### Task description
Print the listing in full, keeping every line exactly as it is.
☆ ☆ ☆ ☆ ☆
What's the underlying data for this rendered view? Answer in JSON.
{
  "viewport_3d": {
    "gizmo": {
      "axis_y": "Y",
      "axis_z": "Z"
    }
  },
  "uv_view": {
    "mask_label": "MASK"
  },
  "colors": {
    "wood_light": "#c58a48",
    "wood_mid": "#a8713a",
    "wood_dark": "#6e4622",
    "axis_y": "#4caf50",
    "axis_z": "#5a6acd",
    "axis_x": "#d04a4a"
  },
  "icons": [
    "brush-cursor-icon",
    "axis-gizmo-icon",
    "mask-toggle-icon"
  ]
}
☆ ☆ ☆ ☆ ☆
### Result of the exercise
What's the underlying data for this rendered view? Answer in JSON.
{
  "viewport_3d": {
    "gizmo": {
      "axis_y": "Y",
      "axis_z": "Z"
    }
  },
  "uv_view": {
    "mask_label": "MASK"
  },
  "colors": {
    "wood_light": "#c58a48",
    "wood_mid": "#a8713a",
    "wood_dark": "#6e4622",
    "axis_y": "#4caf50",
    "axis_z": "#5a6acd",
    "axis_x": "#d04a4a"
  },
  "icons": [
    "brush-cursor-icon",
    "axis-gizmo-icon",
    "mask-toggle-icon"
  ]
}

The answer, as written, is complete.